### Information supplied ###

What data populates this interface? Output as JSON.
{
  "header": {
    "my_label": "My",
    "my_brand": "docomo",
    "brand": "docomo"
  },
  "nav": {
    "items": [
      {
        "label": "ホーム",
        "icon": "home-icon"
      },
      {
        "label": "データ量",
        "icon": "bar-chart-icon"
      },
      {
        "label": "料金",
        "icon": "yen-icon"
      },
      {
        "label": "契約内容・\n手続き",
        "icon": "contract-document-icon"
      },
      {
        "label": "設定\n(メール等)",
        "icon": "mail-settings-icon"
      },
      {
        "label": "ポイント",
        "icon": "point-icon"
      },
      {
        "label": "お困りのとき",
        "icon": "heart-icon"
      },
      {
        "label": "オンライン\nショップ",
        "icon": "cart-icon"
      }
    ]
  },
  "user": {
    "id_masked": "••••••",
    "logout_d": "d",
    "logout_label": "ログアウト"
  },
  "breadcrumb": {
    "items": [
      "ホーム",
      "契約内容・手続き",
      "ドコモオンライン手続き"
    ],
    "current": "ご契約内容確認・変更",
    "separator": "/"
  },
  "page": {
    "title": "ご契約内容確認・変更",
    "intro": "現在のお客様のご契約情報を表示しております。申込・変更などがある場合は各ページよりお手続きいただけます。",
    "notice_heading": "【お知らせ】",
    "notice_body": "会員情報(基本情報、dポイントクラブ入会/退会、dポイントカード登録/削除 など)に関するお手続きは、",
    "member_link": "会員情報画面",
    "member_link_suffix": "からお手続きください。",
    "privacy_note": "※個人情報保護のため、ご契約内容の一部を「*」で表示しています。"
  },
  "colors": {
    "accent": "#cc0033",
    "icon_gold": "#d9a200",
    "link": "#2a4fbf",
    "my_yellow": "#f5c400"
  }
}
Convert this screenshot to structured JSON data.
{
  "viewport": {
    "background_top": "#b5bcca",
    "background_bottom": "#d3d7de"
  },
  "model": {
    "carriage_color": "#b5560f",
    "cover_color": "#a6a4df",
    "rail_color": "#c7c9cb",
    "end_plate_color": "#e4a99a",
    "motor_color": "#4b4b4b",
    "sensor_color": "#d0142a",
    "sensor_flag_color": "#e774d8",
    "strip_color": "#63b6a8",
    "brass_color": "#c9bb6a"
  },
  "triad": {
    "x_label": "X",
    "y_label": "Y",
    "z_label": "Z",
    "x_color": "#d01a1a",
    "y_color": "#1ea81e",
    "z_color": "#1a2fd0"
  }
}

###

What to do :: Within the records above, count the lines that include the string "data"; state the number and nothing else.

Answer to this task :: 2